Weather intricacies revealed
About 20 people had the chance to find out how the weather is measured and recorded at the Geraldton Meteorological Office recently, getting up close and personal with the equipment.
The Secret Spaces tour was part of last week’s Goodness Festival, a week-long celebration of science, sustainability and innovation.
Bureau of Meteorology duty weather observer Patrick Ramsdale ran through how everything worked, from the high-tech automatic rain gauge used for flood warnings to the low-tech evaporation pan where water is added or removed by hand each morning.

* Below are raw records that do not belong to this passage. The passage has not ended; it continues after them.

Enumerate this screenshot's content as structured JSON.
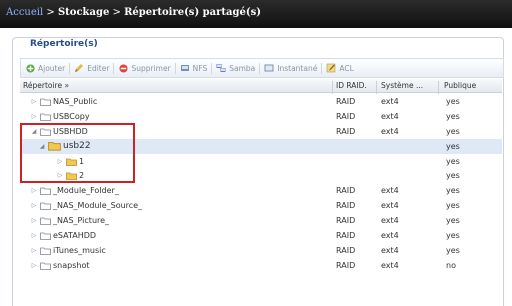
{
  "breadcrumb": {
    "home": "Accueil",
    "sep1": " > ",
    "storage": "Stockage",
    "sep2": " > ",
    "current": "Répertoire(s) partagé(s)"
  },
  "panel": {
    "title": "Répertoire(s)"
  },
  "toolbar": {
    "add": "Ajouter",
    "edit": "Editer",
    "delete": "Supprimer",
    "nfs": "NFS",
    "samba": "Samba",
    "snapshot": "Instantané",
    "acl": "ACL"
  },
  "columns": {
    "directory": "Répertoire »",
    "raid": "ID RAID.",
    "fs": "Système ...",
    "public": "Publique"
  },
  "rows": [
    {
      "name": "NAS_Public",
      "raid": "RAID",
      "fs": "ext4",
      "public": "yes"
    },
    {
      "name": "USBCopy",
      "raid": "RAID",
      "fs": "ext4",
      "public": "yes"
    },
    {
      "name": "USBHDD",
      "raid": "RAID",
      "fs": "ext4",
      "public": "yes"
    },
    {
      "name": "usb22",
      "raid": "",
      "fs": "",
      "public": "yes"
    },
    {
      "name": "1",
      "raid": "",
      "fs": "",
      "public": "yes"
    },
    {
      "name": "2",
      "raid": "",
      "fs": "",
      "public": "yes"
    },
    {
      "name": "_Module_Folder_",
      "raid": "RAID",
      "fs": "ext4",
      "public": "yes"
    },
    {
      "name": "_NAS_Module_Source_",
      "raid": "RAID",
      "fs": "ext4",
      "public": "yes"
    },
    {
      "name": "_NAS_Picture_",
      "raid": "RAID",
      "fs": "ext4",
      "public": "yes"
    },
    {
      "name": "eSATAHDD",
      "raid": "RAID",
      "fs": "ext4",
      "public": "yes"
    },
    {
      "name": "iTunes_music",
      "raid": "RAID",
      "fs": "ext4",
      "public": "yes"
    },
    {
      "name": "snapshot",
      "raid": "RAID",
      "fs": "ext4",
      "public": "no"
    }
  ],
  "colors": {
    "highlight_box": "#cc2222",
    "selected_row": "#dfe8f6",
    "folder": "#f2c94c"
  }
}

The office regularly allows visitors to have a sticky-beak at the equipment and Mr Ramsdale said the team was happy to explain how everything worked.

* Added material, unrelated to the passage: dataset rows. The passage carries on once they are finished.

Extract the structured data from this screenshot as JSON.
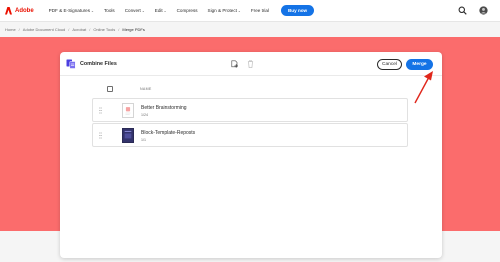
{
  "brand": {
    "name": "Adobe",
    "color": "#eb1000"
  },
  "nav": {
    "items": [
      {
        "label": "PDF & E-Signatures",
        "dropdown": true
      },
      {
        "label": "Tools",
        "dropdown": false
      },
      {
        "label": "Convert",
        "dropdown": true
      },
      {
        "label": "Edit",
        "dropdown": true
      },
      {
        "label": "Compress",
        "dropdown": false
      },
      {
        "label": "Sign & Protect",
        "dropdown": true
      },
      {
        "label": "Free trial",
        "dropdown": false
      }
    ],
    "buy_label": "Buy now",
    "chevron": "⌄",
    "icons": [
      "search-icon",
      "account-icon"
    ]
  },
  "breadcrumb": {
    "items": [
      "Home",
      "Adobe Document Cloud",
      "Acrobat",
      "Online Tools",
      "Merge PDFs"
    ],
    "separator": "/"
  },
  "panel": {
    "title": "Combine Files",
    "cancel_label": "Cancel",
    "merge_label": "Merge",
    "column_name": "NAME",
    "files": [
      {
        "name": "Better Brainstorming",
        "size": "1/24",
        "thumb": "light"
      },
      {
        "name": "Block-Template-Reposts",
        "size": "1/1",
        "thumb": "dark"
      }
    ]
  },
  "colors": {
    "banner": "#fb6c6c",
    "accent": "#1473e6",
    "arrow": "#e0261b"
  }
}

“When you look on your phone or the web, that’s the end project,” he said. “You see stats quoted but don’t know the context. With this you can get an idea of the measurements and see where it comes from.
“Actually being able to hold or touch something that’s operating, you can get the picture of some limitations.” During the tour, Mr Ramsdale released a weather balloon, used to measure aboveground wind speed, air temperature and humidity.
The office launches two weather balloons five days a week.
With a strong gust pounding the office in Moonyoonooka, the weather balloon was barely visible within a few minutes.
At the Goodness Festival, people were taken behind the closed doors of Geraldton Radiology, the port and the river gauging station.
With this you can get an idea of the measurements and see where it comes from. Patrick Ramsdale
Patrick Ramsdalepoints to the low-tech evaporation pan. Every morning, water is added or removed manually, depending on the amount of evaporation and rainfall.
Patrick Ramsdale uses an optical tracker to find the weather balloon. This allows the radar to lock onto the balloon, feeding data back to the office.
A participant of the Secret Spaces tour looks at how much rainfall was collected in the gauge.